Without leaving out a single line, copy the records exactly.

Records drawn from a dataset
○ ○ ○ ○
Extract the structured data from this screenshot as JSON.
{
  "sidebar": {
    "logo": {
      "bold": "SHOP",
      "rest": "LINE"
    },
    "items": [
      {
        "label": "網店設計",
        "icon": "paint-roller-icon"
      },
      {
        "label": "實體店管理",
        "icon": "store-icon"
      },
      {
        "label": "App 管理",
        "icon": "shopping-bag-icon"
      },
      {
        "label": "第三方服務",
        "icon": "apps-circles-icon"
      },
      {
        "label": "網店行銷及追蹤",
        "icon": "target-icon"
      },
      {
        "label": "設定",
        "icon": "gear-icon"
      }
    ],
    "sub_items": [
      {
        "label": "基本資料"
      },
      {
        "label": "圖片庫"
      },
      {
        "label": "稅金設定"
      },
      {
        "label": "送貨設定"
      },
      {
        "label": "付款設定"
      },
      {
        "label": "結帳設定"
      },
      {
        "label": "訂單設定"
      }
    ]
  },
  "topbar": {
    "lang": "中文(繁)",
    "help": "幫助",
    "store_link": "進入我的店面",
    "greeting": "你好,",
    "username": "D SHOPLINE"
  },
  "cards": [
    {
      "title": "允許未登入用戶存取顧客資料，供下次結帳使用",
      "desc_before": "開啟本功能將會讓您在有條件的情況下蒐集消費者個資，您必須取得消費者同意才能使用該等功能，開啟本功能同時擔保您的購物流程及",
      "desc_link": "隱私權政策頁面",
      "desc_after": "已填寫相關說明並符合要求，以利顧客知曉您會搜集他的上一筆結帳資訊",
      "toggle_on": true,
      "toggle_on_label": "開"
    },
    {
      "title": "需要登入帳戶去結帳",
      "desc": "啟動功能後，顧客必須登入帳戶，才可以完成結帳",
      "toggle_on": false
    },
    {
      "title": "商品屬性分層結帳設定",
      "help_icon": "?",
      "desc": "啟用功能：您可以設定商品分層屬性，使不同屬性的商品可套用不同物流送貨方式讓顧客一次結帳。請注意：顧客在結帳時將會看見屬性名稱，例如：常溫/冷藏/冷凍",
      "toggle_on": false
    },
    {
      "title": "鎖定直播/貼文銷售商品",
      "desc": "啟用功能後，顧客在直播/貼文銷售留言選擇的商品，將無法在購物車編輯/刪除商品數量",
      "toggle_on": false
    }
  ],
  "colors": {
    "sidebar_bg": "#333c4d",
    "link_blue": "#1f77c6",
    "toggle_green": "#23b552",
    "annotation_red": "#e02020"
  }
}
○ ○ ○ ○
Response to this exercise:
Extract the structured data from this screenshot as JSON.
{
  "sidebar": {
    "logo": {
      "bold": "SHOP",
      "rest": "LINE"
    },
    "items": [
      {
        "label": "網店設計",
        "icon": "paint-roller-icon"
      },
      {
        "label": "實體店管理",
        "icon": "store-icon"
      },
      {
        "label": "App 管理",
        "icon": "shopping-bag-icon"
      },
      {
        "label": "第三方服務",
        "icon": "apps-circles-icon"
      },
      {
        "label": "網店行銷及追蹤",
        "icon": "target-icon"
      },
      {
        "label": "設定",
        "icon": "gear-icon"
      }
    ],
    "sub_items": [
      {
        "label": "基本資料"
      },
      {
        "label": "圖片庫"
      },
      {
        "label": "稅金設定"
      },
      {
        "label": "送貨設定"
      },
      {
        "label": "付款設定"
      },
      {
        "label": "結帳設定"
      },
      {
        "label": "訂單設定"
      }
    ]
  },
  "topbar": {
    "lang": "中文(繁)",
    "help": "幫助",
    "store_link": "進入我的店面",
    "greeting": "你好,",
    "username": "D SHOPLINE"
  },
  "cards": [
    {
      "title": "允許未登入用戶存取顧客資料，供下次結帳使用",
      "desc_before": "開啟本功能將會讓您在有條件的情況下蒐集消費者個資，您必須取得消費者同意才能使用該等功能，開啟本功能同時擔保您的購物流程及",
      "desc_link": "隱私權政策頁面",
      "desc_after": "已填寫相關說明並符合要求，以利顧客知曉您會搜集他的上一筆結帳資訊",
      "toggle_on": true,
      "toggle_on_label": "開"
    },
    {
      "title": "需要登入帳戶去結帳",
      "desc": "啟動功能後，顧客必須登入帳戶，才可以完成結帳",
      "toggle_on": false
    },
    {
      "title": "商品屬性分層結帳設定",
      "help_icon": "?",
      "desc": "啟用功能：您可以設定商品分層屬性，使不同屬性的商品可套用不同物流送貨方式讓顧客一次結帳。請注意：顧客在結帳時將會看見屬性名稱，例如：常溫/冷藏/冷凍",
      "toggle_on": false
    },
    {
      "title": "鎖定直播/貼文銷售商品",
      "desc": "啟用功能後，顧客在直播/貼文銷售留言選擇的商品，將無法在購物車編輯/刪除商品數量",
      "toggle_on": false
    }
  ],
  "colors": {
    "sidebar_bg": "#333c4d",
    "link_blue": "#1f77c6",
    "toggle_green": "#23b552",
    "annotation_red": "#e02020"
  }
}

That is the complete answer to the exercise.